Semi-synthetic glycopeptide antibiotics
Oritavancin, telavancin and dalbavancin
Early studies by Nagarajan et al. into the development of semi-synthetic glycopeptide antibiotics focused on utilizing vancomycin as a structural starting point, but the inadequate activity of vancomycin analogues led to the selection of alternatives like teicoplanin and chloroeremomycin as platforms for novel glycopeptide elaboration. Structurally similar to teicoplanin is the semi-synthetic compound dalbavancin which is appended with an additional amide group at the C-terminus. Dalbavancin has come close to clinical success, and is currently undergoing phase III clinical trials funded by Durata Therapeutics. Although its activity is similar to that of teicoplanin, the semi-synthetic compound has a remarkably long half-life of ca. 7 days as a result of strong binding to serum proteins.
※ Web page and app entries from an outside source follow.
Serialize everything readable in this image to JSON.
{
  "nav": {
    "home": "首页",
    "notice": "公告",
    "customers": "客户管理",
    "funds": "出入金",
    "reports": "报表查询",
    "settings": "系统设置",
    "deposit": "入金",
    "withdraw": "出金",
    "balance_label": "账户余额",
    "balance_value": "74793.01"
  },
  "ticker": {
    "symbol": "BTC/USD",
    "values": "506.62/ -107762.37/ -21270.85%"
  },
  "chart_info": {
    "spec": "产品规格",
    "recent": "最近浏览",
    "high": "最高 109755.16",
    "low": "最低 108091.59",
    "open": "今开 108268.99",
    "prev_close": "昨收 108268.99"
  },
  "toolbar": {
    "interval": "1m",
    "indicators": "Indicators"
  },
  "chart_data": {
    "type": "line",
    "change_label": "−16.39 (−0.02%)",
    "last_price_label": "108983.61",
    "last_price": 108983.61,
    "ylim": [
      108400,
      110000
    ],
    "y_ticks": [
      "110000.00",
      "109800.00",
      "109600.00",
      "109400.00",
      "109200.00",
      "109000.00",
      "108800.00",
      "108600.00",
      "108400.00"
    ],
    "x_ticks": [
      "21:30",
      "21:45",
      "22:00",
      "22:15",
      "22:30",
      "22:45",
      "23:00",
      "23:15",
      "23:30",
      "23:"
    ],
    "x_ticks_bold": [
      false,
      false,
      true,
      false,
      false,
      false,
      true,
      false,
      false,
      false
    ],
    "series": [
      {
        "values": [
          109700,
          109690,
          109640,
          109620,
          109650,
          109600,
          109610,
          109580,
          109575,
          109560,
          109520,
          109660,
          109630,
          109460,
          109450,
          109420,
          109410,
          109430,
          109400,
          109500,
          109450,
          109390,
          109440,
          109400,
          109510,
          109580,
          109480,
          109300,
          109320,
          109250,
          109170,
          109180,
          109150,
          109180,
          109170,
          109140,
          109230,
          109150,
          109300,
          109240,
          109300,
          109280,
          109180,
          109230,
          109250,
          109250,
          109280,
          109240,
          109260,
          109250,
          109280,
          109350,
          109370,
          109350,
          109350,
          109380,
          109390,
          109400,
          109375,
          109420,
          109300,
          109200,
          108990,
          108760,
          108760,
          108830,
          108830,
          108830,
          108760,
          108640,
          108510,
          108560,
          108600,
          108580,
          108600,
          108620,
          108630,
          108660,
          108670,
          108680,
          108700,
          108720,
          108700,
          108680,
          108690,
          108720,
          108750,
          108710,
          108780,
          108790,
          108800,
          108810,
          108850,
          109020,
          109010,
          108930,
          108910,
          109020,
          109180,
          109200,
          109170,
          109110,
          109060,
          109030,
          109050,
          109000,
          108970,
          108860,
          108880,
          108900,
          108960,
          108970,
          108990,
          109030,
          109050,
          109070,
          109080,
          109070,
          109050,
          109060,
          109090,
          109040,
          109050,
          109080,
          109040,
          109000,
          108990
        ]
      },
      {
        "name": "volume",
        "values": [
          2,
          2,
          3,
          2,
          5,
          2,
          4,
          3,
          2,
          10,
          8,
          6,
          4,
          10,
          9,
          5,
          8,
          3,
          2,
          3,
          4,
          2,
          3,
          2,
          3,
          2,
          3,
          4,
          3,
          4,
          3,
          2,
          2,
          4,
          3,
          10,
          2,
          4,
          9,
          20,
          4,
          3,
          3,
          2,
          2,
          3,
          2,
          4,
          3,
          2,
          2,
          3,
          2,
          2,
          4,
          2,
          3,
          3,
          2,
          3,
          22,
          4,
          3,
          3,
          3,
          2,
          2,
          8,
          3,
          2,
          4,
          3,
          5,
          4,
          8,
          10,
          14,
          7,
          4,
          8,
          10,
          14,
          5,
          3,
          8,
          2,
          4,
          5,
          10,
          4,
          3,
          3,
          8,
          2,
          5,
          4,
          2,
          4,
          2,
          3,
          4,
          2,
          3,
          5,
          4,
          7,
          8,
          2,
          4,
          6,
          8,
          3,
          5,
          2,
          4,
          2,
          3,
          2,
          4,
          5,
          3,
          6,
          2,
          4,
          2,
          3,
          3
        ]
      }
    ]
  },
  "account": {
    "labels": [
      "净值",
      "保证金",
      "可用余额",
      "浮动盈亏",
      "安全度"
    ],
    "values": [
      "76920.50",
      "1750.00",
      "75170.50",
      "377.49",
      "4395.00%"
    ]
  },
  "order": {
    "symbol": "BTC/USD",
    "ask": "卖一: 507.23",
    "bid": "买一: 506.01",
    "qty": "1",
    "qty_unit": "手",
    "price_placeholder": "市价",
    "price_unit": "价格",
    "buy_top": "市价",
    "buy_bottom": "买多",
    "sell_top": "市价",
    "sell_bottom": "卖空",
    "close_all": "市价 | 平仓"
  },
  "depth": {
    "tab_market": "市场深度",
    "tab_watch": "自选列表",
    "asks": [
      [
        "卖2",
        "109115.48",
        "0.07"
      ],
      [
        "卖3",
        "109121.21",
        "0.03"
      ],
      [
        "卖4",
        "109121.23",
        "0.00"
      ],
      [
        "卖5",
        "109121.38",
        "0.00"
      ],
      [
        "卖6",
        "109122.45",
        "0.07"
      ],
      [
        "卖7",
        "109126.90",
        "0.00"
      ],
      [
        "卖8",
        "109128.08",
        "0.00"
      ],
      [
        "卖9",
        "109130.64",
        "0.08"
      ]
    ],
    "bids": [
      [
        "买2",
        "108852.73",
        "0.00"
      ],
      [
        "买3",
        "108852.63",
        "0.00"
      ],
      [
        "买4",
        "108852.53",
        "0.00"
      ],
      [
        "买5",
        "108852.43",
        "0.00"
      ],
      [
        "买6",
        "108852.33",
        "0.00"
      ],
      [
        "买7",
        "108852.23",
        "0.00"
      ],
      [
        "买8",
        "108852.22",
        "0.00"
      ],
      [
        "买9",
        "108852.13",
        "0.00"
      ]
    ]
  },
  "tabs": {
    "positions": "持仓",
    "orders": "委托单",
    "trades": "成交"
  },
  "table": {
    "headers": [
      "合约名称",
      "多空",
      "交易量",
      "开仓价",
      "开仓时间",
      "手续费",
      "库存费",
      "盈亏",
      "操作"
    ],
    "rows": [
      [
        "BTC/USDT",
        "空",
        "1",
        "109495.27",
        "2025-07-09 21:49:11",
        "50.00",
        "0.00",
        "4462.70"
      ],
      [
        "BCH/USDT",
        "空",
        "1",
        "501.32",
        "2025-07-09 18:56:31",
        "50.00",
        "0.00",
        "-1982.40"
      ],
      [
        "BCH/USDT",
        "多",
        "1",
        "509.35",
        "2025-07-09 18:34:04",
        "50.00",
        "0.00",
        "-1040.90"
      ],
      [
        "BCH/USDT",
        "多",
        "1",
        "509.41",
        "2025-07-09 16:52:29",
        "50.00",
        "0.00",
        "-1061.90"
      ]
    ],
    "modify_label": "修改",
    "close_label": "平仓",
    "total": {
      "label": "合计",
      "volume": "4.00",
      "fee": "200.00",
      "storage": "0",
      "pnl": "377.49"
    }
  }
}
By comparison, vancomycin has an elimination half-life of 3–9 h. A drug that remains in the blood plasma for longer requires less frequent dosing, and is therefore clinically and economically advantageous.
Oritavancin is derived from chloroeremomycin. The key modiﬁcation of natural product chloroeremomycin was the installation of a 4’-chlorobiphenylmethylene group, which aﬀords oritavancin an additional mode of action that is absent from vancomycin; recent investigations have shown that this biaryl group is involved in cell membrane depolarisation and an increase in membrane permeability. As a consequence of this dual-action mechanism, oritavancin has excellent in vitro activity against gram positive bacteria, withMICs in the range of 0.004–1 μg mL-1 against VRE, and is currently in phase III clinical trials funded by The Medicines Company for the treatment of acute bacterial skin and skin structure infections (ABSSSIs).
A derivative of vancomycin, telavancin also follows the pattern of N-alkylation of the vancosamine moiety with a hydrophobic chain, in this case a decylaminoethyl group. In addition, a methylaminophosphonate group was installed on the A-ring of the A-B biaryl region for its hydrophilic properties, which improved the absorption, distribution, metabolism and excretion (ADME) proﬁle of the compound. With excellent activity against both VRE and VRSA, telavancin was approved by the FDA in September 2009 for complicated skin and skin structure infections (cSSSI). The success of these three semi-synthetic glycopeptides as drug candidates and their potent antibacterial activities in comparison to vancomycin, has encouraged further research in the ﬁeld of glycopeptide modiﬁcation. The structure–activity relationships of telavancin, dalbavancin and oritavancin have provided valuable information about the modes of action that this class of compounds possess, with the results having a signiﬁcant inﬂuence on future drug design.
Polly-Anna Ashford, Sean P. Bew*.Chem. Soc. Rev., 2012, 41, 957–978